**Task to complete:** The word "size" occurs in some lines of the data. Return each such line.
[[ Exercise data, beginning ]]
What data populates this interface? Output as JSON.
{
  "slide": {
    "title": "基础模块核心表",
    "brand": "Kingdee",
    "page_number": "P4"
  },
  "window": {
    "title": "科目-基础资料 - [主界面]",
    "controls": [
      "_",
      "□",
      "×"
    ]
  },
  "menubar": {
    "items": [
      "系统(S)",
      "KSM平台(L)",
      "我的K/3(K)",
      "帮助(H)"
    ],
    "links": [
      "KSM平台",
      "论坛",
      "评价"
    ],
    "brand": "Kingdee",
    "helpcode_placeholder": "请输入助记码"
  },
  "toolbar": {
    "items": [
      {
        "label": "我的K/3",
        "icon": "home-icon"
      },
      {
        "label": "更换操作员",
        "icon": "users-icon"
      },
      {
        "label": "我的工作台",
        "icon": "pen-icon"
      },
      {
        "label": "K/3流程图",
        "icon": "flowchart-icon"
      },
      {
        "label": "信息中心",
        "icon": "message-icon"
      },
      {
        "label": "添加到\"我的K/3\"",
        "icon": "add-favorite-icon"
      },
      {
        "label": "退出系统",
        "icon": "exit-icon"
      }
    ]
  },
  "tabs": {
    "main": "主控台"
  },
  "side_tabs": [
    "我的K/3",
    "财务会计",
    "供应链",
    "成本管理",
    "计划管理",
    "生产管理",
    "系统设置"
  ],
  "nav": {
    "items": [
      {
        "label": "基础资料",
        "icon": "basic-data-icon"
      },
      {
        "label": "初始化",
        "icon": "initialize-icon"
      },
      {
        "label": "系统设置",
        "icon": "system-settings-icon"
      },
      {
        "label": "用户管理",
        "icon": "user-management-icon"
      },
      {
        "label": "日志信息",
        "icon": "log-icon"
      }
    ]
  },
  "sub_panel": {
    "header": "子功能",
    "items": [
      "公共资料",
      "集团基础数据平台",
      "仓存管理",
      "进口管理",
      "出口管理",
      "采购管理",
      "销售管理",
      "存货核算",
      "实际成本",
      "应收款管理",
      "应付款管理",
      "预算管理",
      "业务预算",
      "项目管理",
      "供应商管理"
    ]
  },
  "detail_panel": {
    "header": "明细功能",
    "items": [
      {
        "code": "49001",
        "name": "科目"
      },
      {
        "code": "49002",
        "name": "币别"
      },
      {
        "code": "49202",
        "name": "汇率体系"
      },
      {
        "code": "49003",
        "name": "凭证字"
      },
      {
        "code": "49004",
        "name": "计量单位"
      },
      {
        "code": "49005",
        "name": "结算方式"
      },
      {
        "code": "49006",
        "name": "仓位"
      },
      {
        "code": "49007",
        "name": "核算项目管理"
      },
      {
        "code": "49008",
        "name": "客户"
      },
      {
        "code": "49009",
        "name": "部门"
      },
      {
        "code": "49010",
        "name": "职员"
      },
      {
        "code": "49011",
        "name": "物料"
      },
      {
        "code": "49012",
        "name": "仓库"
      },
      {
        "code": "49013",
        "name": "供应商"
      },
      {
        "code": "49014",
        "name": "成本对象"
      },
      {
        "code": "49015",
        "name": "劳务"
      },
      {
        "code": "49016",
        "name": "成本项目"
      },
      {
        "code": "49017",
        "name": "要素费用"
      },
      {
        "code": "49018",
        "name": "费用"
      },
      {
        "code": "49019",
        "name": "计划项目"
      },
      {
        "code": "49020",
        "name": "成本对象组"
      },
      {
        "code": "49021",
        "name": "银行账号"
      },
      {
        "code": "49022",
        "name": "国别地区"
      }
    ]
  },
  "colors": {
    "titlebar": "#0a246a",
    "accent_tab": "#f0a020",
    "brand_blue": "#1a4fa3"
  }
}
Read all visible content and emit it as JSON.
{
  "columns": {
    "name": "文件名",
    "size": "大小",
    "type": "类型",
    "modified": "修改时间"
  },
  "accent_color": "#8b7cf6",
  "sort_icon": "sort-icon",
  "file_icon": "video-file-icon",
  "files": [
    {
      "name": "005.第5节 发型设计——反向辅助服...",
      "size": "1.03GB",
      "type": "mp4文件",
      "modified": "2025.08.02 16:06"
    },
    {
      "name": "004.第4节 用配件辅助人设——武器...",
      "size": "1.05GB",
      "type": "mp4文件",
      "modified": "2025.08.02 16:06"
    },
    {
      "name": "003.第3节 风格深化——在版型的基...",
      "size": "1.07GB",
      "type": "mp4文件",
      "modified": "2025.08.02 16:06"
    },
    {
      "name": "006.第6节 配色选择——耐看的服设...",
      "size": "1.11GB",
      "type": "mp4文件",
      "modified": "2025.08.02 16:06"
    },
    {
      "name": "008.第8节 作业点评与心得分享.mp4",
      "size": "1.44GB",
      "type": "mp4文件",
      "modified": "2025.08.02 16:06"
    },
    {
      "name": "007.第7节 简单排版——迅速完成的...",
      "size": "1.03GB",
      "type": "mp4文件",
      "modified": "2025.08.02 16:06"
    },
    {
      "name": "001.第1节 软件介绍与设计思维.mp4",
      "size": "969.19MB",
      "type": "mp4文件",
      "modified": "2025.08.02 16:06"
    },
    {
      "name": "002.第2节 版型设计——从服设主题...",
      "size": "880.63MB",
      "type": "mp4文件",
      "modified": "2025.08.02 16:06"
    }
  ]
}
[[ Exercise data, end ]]
**Response for this exercise:**
    "size": "大小",
      "size": "1.03GB",
      "size": "1.05GB",
      "size": "1.07GB",
      "size": "1.11GB",
      "size": "1.44GB",
      "size": "1.03GB",
      "size": "969.19MB",
      "size": "880.63MB",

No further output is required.